Task objective
Search the records for the word "David" and copy every line in which it occurs.

Records to use below:

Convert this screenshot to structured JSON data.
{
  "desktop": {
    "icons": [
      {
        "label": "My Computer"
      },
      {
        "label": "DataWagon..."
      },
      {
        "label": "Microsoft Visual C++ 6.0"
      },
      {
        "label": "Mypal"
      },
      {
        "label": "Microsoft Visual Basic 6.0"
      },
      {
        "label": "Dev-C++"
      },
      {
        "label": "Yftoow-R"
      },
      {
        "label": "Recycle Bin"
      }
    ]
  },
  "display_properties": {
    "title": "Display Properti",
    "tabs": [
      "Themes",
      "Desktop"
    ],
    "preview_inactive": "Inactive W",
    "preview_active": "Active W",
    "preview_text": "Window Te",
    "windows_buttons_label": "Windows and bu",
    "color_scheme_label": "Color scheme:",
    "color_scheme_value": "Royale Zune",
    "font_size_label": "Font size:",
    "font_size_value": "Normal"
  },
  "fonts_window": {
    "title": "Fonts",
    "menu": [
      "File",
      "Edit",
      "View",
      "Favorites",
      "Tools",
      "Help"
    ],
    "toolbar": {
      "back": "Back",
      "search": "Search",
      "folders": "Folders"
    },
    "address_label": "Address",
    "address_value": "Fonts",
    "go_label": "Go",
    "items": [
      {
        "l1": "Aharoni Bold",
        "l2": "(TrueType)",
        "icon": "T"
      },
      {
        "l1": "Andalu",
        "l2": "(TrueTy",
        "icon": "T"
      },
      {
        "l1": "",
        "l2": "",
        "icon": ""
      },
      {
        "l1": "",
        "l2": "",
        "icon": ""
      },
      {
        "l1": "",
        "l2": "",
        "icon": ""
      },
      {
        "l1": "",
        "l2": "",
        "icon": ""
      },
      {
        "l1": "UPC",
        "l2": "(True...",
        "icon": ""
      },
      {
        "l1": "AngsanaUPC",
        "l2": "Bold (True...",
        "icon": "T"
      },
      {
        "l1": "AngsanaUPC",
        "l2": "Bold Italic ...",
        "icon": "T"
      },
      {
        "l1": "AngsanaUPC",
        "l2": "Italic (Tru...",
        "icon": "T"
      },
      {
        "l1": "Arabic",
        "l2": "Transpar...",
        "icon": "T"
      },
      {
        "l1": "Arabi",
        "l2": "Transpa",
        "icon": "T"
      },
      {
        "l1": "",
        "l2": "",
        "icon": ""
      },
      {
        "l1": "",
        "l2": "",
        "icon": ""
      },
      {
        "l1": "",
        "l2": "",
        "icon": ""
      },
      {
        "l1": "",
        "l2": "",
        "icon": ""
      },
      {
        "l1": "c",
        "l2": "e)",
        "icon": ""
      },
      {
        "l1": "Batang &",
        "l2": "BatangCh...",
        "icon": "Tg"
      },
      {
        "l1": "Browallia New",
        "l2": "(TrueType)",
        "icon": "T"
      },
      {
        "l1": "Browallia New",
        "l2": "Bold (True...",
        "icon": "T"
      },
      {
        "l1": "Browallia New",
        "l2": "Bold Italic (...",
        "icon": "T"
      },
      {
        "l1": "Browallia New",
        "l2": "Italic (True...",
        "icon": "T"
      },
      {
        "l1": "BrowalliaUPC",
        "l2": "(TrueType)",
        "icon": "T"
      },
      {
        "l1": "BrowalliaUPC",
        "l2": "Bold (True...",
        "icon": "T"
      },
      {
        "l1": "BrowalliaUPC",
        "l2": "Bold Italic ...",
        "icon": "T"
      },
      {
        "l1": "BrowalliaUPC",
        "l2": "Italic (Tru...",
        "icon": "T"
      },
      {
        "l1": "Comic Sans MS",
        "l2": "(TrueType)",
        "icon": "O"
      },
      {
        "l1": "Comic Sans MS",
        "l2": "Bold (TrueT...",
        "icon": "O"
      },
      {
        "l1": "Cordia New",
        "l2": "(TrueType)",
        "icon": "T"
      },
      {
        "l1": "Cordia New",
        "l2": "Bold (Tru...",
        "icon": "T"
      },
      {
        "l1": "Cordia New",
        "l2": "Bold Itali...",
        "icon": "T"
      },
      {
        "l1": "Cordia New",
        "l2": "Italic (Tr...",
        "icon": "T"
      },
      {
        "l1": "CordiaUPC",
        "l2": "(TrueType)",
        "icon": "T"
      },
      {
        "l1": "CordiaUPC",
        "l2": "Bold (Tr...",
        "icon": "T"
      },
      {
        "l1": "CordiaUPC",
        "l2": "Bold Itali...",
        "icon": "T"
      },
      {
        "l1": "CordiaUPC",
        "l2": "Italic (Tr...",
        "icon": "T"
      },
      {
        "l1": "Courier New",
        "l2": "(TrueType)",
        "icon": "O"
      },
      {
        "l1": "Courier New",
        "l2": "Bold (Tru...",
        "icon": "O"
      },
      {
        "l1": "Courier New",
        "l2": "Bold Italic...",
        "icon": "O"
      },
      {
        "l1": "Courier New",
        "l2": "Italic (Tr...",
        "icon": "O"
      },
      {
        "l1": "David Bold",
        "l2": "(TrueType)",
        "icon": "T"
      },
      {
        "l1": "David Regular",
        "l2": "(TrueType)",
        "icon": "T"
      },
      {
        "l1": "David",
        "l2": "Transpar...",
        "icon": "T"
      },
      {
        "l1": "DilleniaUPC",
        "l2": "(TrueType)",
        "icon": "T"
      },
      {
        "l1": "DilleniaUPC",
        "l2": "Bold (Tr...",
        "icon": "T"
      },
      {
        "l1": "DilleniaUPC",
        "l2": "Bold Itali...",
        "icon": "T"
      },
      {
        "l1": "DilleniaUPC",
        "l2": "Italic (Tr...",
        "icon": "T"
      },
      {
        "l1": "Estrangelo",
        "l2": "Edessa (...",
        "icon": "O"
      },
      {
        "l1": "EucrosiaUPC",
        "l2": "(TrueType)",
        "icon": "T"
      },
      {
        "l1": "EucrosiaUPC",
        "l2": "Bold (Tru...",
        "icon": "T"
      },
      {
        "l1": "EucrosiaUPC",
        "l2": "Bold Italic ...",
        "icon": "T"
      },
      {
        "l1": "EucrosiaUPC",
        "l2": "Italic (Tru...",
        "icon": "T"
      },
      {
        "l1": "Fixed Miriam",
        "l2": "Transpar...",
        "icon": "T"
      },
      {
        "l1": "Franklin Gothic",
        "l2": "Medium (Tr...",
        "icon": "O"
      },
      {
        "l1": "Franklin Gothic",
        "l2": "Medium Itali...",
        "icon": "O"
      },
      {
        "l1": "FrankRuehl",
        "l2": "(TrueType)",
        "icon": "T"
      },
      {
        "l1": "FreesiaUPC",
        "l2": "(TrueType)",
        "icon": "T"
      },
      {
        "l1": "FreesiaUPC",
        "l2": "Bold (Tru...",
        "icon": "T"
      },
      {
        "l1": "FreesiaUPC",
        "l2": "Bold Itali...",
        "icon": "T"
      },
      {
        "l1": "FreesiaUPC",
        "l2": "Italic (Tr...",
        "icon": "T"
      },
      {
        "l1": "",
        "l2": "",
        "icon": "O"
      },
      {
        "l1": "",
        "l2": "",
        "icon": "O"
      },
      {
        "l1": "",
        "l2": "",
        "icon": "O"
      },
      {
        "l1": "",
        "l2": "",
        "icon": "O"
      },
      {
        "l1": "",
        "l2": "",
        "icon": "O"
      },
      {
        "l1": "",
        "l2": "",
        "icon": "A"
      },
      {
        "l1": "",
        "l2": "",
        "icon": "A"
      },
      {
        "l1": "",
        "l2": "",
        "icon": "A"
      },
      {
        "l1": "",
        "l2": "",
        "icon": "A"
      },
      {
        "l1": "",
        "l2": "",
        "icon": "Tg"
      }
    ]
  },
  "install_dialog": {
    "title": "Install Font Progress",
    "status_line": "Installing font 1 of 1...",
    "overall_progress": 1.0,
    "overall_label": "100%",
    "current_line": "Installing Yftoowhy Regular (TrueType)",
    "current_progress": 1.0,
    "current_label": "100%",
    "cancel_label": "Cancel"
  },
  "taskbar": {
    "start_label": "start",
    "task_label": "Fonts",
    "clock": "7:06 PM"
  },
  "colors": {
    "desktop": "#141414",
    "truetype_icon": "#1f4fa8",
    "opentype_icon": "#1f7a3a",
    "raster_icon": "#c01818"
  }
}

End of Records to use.

Reply to the task
        "l1": "David Bold",
        "l1": "David Regular",
        "l1": "David",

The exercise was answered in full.